TASK INSTRUCTIONS: Whenever the string "default" turns up in a line below, that line should be copied.

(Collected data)
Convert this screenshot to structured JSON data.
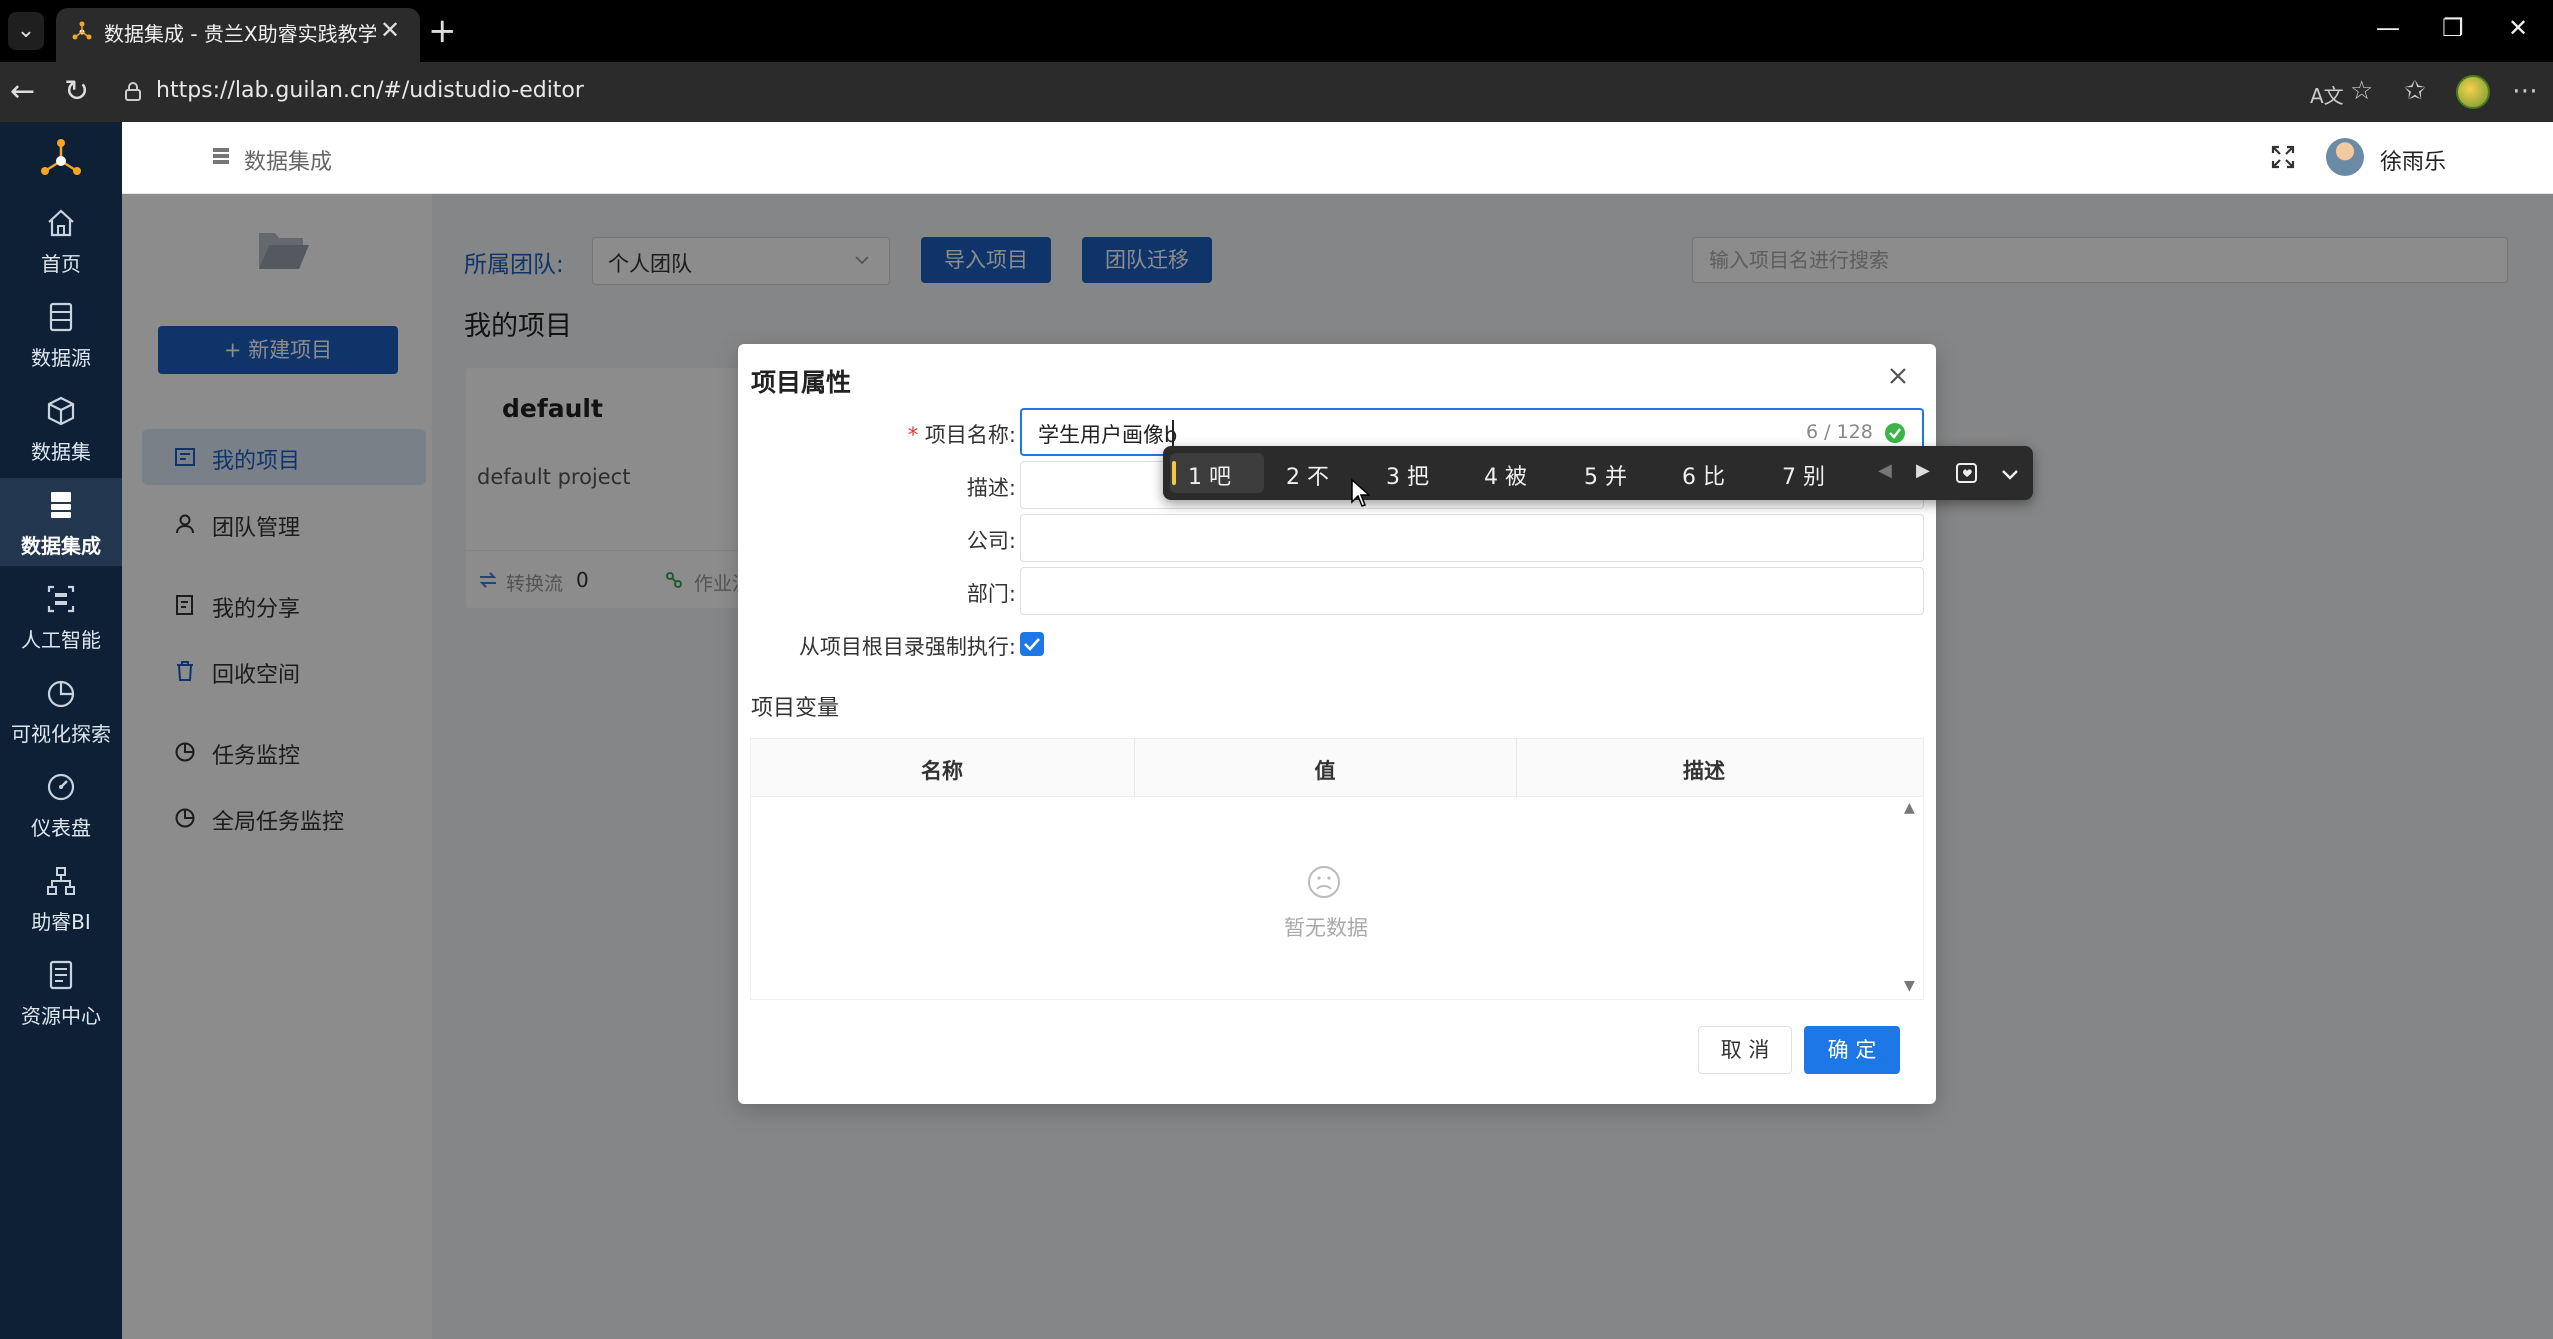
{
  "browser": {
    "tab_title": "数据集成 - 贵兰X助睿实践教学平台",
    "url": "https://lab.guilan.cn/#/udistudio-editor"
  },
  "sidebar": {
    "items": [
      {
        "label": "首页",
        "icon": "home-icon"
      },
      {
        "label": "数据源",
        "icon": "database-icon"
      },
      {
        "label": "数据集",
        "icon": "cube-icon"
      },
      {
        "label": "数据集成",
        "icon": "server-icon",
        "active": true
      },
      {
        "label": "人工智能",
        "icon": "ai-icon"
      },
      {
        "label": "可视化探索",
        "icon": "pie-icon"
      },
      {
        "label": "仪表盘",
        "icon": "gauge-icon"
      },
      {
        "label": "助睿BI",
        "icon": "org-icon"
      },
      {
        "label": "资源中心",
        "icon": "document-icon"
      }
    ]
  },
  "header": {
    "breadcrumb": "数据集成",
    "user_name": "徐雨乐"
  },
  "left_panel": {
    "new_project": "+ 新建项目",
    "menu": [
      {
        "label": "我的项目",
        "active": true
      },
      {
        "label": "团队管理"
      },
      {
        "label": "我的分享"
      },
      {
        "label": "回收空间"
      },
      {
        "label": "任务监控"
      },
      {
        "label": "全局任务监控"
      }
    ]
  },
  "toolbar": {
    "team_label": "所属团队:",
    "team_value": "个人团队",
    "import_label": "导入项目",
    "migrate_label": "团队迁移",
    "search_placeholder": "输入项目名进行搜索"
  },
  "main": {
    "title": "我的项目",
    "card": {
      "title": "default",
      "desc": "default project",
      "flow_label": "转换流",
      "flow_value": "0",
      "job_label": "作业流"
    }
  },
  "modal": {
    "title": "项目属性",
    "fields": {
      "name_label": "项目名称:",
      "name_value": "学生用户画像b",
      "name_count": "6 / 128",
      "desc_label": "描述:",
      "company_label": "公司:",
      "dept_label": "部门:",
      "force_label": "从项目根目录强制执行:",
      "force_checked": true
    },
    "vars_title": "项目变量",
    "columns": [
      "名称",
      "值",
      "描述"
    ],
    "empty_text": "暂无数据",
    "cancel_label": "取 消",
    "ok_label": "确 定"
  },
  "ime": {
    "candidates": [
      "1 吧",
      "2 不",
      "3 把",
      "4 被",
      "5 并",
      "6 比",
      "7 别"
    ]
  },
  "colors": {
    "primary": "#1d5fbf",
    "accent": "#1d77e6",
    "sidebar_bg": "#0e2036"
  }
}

ANSWER FOR THE TASK:
      "title": "default",
      "desc": "default project",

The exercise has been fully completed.